138 THE CLASS STRUGGLE eyes. Here is one opportunity to save for the public one of our extensive and precious resources in wartime.
One single example among thousands illustrates what the fuel shortage has meant to city workers. In January, 1918, a visiting nurse in New York City, was called into a tenement home to try to save the life of a little child that appeared to be dying of cold in its crib. After days of efiort, the little patient life was safe. But, meanwhile, the nurse was present when the child father was brought home, having died of exhaustion and cold in the zero weather, while seeking from place to place for coal wherewith to keep his baby warm This occurred in the richest city, of the richest nation on the planet, in the country rnost lavishly endowed with coal deposits and with flowing water. It occurred primarily because we have always wasted, and are now more profligately than ever wasting our coal and our water. People suffered and died in New York City in January, 1918, for want of coal for heating, which was blocked on railroad tracks, by trains of coal intended for generating power at the place where used.
It is one of the objects of this paper to suggest from the point of view of the workers as consumers. a. The desirability of using our water ower in every possible way to eke out our coal supply, in order that our people may not sufier avoidable hardship; The desirability of establishing a unified federal system for distributing power both from our water sources and from the mouth of the mine, in order that, we may avoid such chaos and losses, as we have snfiered under the competitive management of the railroads and mines; The need of an immediate oificial study of the relation of our coal and our water resources, similar to the study of Er sgland coal resources recently issued by the Sub Committee of the Munitions Committee of the English Parliament of which Lord Haldane was chairman and signed the report.

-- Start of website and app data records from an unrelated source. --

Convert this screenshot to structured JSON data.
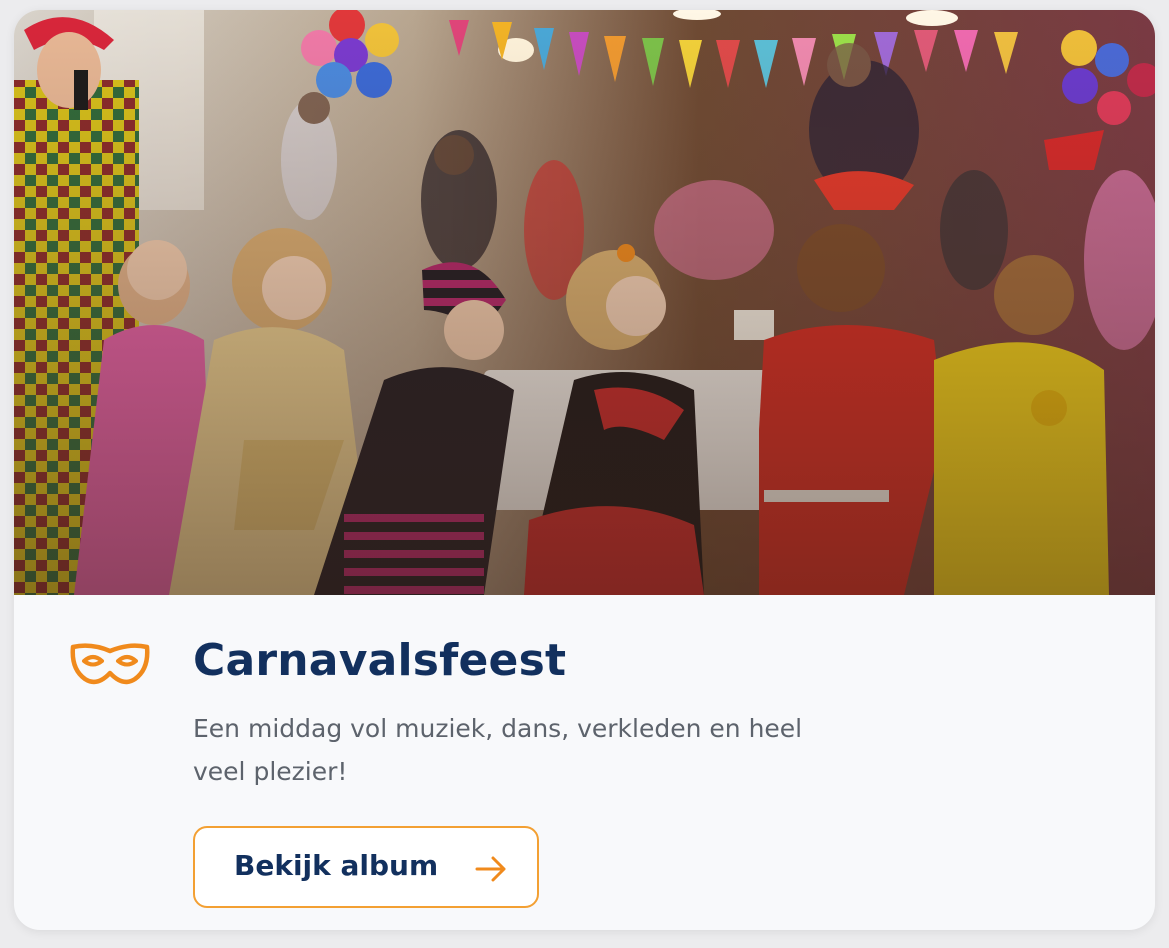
{
  "event": {
    "title": "Carnavalsfeest",
    "description": "Een middag vol muziek, dans, verkleden en heel veel plezier!",
    "icon": "carnival-mask-icon",
    "photo_subject": ""
  },
  "actions": {
    "album_label": "Bekijk album",
    "album_icon": "arrow-right-icon"
  },
  "colors": {
    "accent": "#f08a1c",
    "title": "#12305e",
    "text": "#5d636c",
    "card": "#f8f9fb"
  }
}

CHANGING LABOR CONDITIONS I39 The third proposal is especially urgent because we have as yet no means of forming an enlightened and compelling popu lar opinion.

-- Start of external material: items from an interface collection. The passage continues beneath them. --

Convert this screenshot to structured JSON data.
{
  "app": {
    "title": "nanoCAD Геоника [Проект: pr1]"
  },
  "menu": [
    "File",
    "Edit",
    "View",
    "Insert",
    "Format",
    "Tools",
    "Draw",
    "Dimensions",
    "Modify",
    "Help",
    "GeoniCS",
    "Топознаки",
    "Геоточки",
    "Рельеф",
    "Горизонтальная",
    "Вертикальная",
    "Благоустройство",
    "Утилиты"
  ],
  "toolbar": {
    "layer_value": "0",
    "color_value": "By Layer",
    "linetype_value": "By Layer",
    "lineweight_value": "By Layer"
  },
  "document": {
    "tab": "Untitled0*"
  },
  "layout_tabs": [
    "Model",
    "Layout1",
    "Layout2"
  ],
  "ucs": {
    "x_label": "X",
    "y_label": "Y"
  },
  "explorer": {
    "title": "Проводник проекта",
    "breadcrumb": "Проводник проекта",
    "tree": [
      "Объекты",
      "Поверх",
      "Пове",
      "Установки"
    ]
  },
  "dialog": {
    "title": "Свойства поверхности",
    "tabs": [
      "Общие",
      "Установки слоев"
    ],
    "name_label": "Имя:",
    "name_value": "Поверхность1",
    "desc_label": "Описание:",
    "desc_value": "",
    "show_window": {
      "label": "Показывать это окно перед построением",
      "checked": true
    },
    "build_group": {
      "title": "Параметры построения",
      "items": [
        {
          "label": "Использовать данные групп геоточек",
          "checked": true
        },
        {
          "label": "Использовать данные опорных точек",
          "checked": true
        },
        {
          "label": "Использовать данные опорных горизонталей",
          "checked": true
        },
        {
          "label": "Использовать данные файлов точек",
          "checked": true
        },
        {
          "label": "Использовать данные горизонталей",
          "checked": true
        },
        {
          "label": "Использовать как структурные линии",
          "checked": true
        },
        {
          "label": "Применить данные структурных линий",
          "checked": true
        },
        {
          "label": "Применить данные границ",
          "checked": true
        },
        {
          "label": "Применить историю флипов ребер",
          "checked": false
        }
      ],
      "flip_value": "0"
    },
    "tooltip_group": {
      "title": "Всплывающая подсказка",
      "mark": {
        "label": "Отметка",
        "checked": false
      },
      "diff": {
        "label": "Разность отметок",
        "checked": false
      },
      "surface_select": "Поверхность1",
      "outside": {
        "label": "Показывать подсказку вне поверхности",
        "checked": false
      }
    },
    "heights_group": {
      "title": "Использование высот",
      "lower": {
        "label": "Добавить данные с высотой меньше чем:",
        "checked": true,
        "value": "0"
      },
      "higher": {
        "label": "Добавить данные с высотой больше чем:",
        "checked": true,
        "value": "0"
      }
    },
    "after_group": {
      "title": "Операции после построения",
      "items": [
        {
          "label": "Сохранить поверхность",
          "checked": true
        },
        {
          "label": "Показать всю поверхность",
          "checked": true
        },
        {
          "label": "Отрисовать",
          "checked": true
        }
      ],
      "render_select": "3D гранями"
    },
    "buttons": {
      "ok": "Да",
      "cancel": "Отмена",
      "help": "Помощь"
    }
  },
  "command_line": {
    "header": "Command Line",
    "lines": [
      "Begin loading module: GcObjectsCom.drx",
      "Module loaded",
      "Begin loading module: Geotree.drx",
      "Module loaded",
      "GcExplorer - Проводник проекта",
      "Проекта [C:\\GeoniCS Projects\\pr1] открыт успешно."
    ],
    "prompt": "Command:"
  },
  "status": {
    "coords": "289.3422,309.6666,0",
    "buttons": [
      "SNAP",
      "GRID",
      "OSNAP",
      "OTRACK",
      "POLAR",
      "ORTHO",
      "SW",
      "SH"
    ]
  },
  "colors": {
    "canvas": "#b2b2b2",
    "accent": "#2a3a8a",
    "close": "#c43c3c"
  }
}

The American people have, at the present moment, no readily accessible fund of popular knowledge as to the location of the coal area in relation to potential sources of water power.
We need facts on such essential points as these geographical relations, and as the possible use of navigable rivers for waterways and for sources of power (as the Rhine is used at Rheinfelden. The public cannot get by volunteer surveys authcn.
tic information of the possibilities of nation wide flood regulation in connection with power generation; or of the possible use of coal to eke out irregularities of flow or drought.
For want of needed facts on these and other elements of the problem of transmitting power without the use of coal cars, the public mind is easily befogged by the threat that the beauty of whole great regions of scenery which is now a precious part of the national treasure may be destroyed in the process of impounding water for power generation. So much prejudice can be created by these threats as greatly to delay that prompt action which is now more urgently needed than ever before.
We have no trustworthy data readily accessible as to the length of possible transmission of power, the estimated unavoidable loss and waste in transmission, or the cost of copper for wire compared with the cost of wages, trackage, cars, and motive power for the conveyance of coal by railways.
For dwellers on the Atlantic seaboard and in the northern part of the Mississippi Valley during the present winter, it is needless to dwell on the disadvantages of our present methods of dealing with coal, and wasting water power. Life, limbs, health, industrial productivity, and in some measure the effectiveness of the national efiort for the war, have all been in varying degree sacrificed to deferred treatment of our native resources of heat and power yielding agencies.